I recently took an online course that offered two payment options: one payment of $997 or 12 payments of $97. If I had to guess, I would estimate that only half the people in the program would have signed up if payment was due in full (200 members vs 400 members).
If this were true the approximate revenue generated would have been $200,000 versus $440,000. If 25% of people with payments plans defaulted on payments after 6 months that would result in a $30,000 write-off making total revenue $410,000 versus $200,000, a net gain of $210,000. In this scenario the benefit far exceeds the risk. You can get a lot more granular here with the risk assessment but I think this is a good starting point.
Another important thing to consider is the lifetime value of the customer and the potential future revenue that will be generated as a result of more people taking the course that wouldn’t have if the payment plan wasn’t offered (an example of this would be referrals, increased exposure, repeat customers, ect.).
7) If you do decide to offer payment plan options I would highly recommend that you only offer two payment options:
1) payment in full, 2) one type of payment plan. Each additional option adds another level of complexity and you also run the risk of consumers failing to purchase due to the paradox of choice.
8) Finally, only offer payment plans if you have the right systems in place such as Infusionsoft, an cloud-based CRM, e-Commerce and marketing automation system.
Infusionsoft can be set-up to automatically follow-up on declined payments, send an email reminder two weeks before credit cards are going to expire and provide the ability for customers to easily update their credit card information.

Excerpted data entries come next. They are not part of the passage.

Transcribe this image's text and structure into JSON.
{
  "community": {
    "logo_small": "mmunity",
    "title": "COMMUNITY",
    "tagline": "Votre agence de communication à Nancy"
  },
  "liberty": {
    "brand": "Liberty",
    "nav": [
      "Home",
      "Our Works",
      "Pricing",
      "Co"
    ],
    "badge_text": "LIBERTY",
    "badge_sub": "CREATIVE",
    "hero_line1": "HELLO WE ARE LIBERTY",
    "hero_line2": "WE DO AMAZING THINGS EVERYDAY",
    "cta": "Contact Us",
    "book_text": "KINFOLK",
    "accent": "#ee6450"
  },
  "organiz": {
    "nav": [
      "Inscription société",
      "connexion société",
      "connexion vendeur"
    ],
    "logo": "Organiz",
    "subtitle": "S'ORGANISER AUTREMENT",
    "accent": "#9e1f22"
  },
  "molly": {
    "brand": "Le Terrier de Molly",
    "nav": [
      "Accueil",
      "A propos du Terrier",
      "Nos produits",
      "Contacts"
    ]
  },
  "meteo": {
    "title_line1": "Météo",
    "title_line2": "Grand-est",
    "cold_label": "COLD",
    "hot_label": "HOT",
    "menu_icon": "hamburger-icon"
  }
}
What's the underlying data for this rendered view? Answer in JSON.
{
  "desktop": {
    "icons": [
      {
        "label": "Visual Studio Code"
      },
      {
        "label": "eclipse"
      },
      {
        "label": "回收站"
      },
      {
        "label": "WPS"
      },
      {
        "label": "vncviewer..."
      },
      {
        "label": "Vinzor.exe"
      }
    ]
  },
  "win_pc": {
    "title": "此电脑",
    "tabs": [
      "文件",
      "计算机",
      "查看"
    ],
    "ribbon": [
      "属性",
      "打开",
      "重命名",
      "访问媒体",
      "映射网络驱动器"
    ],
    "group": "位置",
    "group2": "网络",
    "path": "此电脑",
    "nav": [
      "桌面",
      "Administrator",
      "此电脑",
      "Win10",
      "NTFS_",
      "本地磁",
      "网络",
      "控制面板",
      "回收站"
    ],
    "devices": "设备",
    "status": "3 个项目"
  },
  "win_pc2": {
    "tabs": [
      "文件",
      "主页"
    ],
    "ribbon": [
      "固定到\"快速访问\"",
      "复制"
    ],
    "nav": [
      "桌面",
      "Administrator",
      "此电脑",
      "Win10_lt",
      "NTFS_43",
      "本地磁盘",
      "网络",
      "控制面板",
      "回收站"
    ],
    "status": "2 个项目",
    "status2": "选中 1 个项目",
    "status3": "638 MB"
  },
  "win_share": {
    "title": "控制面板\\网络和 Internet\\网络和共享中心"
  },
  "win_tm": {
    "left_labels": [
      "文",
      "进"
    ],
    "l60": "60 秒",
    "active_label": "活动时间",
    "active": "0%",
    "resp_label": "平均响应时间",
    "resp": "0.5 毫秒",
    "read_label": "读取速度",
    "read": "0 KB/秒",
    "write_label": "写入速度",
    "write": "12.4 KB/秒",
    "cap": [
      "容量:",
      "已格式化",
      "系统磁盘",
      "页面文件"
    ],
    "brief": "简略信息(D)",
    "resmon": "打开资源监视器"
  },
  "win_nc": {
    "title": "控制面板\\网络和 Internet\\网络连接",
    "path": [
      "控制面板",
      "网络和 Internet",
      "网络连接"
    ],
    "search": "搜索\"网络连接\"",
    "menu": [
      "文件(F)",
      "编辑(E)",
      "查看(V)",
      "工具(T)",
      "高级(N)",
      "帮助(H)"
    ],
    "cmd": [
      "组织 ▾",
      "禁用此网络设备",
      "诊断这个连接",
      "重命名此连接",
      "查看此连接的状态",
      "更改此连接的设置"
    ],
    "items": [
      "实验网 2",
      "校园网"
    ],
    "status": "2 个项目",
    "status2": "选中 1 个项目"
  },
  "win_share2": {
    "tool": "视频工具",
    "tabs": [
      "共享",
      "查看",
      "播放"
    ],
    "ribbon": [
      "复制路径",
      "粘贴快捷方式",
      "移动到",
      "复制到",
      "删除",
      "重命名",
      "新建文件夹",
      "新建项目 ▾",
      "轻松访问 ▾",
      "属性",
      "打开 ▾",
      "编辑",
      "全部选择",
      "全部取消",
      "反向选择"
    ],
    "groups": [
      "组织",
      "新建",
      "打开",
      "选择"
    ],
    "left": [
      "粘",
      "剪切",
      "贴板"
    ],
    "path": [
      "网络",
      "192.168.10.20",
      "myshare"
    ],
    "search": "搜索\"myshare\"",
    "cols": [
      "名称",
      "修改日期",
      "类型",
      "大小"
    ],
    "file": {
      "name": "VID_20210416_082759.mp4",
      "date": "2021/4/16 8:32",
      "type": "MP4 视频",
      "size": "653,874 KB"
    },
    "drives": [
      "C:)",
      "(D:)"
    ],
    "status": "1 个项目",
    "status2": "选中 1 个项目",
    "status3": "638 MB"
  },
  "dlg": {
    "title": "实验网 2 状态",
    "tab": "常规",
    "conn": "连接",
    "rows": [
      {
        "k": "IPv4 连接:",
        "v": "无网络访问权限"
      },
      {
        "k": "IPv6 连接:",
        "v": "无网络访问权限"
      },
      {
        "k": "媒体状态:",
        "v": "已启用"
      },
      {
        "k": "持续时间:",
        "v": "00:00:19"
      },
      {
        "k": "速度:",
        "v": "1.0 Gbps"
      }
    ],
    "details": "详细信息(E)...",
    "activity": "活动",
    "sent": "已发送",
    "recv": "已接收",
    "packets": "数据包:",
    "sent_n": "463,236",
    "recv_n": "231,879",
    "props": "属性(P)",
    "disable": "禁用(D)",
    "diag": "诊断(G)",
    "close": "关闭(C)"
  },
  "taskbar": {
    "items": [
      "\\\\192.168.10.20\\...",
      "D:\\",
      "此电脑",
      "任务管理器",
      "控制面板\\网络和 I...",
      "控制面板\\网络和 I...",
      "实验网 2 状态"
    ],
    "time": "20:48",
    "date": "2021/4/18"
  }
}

I hope this helps! If you have any additional questions feel free to ask in the comments below.